Fibromyalgia: An Environmental Scan

Table of Contents

5.4 Resources Requirements

Clinical

Resources identified in the environmental scan and with specific input from the key informant interviewees fall into patient and clinical areas. Patient advocacy groups such as “in the face of pain” consistently report that chronic pain too often remains untreated. Furthermore, it results from the lack of clinical intervention not because there are no pharmacological agents for treatment (Pain & Policy Group, 2007). Too often the concerns surrounding pain medication and restrictive regulatory processes impede good clinical practice. Disturbingly, the majority of healthcare professionals have very little and sometimes no formal training in pain management, yet they are expected to manage and treat chronic pain disorders, the outcome is that too many individuals do not get the necessary treatment they need and which is sadly often available (Miaskowski, C., Clearly, J., Coyne, P. et al, 2005).  Clinicians are faced with the challenges surrounding the diagnosis, treatment and management of chronic pain and specifically fibromyalgia along with structural barriers such as the amount of available clinic time to effectively provide patient-centered care to patients. Furthermore, the ideal circumstance in providing care is using a transdisciplinary model. This approach requires communication and a broad understanding of fibromyalgia from many clinical perspectives. Clinical education both during preliminary medical education and on-going continued education must provide information surrounding the advances in etiology, diagnostic criteria, treatment and management of CPD. Additionally, continued education must translate from workshops and conferences to the clinic. Many key informants stated that having resources such as a mentor, facilitated communication between specialists and primary care health care team members would help tremendously with the continuing information uptake in this area. One particular family physician stated that he would like to see a contact person made available to him in order that he could easily access quick information and verify his approach to treatment in an efficient and timely manner, likely someone to follow-up with by teleconference. “There is often excellent and very useful information presented at various forums, but sometimes I would like to simply ask a few quick follow-up questions, especially when new pharmacology agents and other treatments are consistently changing” (Key Informant).

Patient

Another over-riding theme from the key informant interviews pertained to the limited office or clinic hours available to the clinical team and the absolute necessity of providing one-on-one care for patients with fibromyalgia. Family physicians stated over and over again during interviews that patient education resources were too sparse and it was consistently difficult to spend the time necessary to educate patients about all the different aspects of their syndrome. As an example, one physician explained a hospital based program for patients with fibromyalgia. He realized that he was very fortunate to have such a program in his community and refers all patients who are diagnosed with fibromyalgia. More programs are required as they not only provide patient education, they also provide the patient the opportunity to maintain control of their care by being informed and provide critical social networking and support, which is directly related to positive outcomes for those individuals with fibromyalgia who are able to participate in group processes.

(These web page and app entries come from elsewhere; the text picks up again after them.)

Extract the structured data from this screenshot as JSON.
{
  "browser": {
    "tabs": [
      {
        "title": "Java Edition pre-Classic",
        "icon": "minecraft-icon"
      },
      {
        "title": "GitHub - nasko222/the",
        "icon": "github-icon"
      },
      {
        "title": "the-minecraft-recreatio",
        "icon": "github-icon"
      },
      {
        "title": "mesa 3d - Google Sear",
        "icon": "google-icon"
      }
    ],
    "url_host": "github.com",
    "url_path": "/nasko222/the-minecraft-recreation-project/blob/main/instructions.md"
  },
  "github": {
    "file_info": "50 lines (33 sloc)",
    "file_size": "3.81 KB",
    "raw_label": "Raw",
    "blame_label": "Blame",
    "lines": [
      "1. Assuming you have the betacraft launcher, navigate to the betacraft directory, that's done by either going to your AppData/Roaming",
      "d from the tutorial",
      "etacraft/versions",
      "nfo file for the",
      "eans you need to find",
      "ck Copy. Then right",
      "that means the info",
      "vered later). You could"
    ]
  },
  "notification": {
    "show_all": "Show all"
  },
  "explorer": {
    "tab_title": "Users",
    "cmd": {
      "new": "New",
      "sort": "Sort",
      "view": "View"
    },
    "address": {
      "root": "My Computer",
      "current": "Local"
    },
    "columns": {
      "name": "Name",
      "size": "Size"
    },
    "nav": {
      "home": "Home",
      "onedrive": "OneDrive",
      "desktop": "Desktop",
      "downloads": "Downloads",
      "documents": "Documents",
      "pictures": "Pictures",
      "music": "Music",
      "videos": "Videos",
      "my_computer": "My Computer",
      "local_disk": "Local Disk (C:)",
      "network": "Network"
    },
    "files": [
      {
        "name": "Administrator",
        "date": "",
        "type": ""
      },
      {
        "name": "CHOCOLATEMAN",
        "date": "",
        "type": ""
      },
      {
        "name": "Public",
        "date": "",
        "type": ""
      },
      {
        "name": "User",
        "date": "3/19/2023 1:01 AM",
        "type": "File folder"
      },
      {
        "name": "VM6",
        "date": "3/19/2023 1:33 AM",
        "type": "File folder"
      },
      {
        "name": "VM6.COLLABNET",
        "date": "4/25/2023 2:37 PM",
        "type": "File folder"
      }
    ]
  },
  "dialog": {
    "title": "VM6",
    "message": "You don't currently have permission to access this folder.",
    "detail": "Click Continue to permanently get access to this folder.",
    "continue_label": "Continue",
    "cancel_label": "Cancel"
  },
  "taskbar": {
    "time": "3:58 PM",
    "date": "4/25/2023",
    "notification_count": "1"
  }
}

The economic impact of fibromyalgia has been discussed and directly impedes some patient’s ability to access third party treatment options such as physical therapy, massage therapy and other co-pay or out of pocket expenses. A pain specialist interviewed for the project and who specifically deals with patients who no other forms of treatment have provided relief often sees patients who have no choices left in terms of pain control. Overwhelmingly, a majority were unable to get early treatment for a trauma because of socio-economic issues. In some cases, wait times were simply too long and the patient deteriorated while waiting for specialized care. In other instances, accessing health care services is simply a financial barrier.  Either way, the availability to both affordable and accessible services would improve an individual’s likelihood of trying a number of treatment modalities in order to successfully find the right combination for success and reduce the suffering associated with fibromyalgia.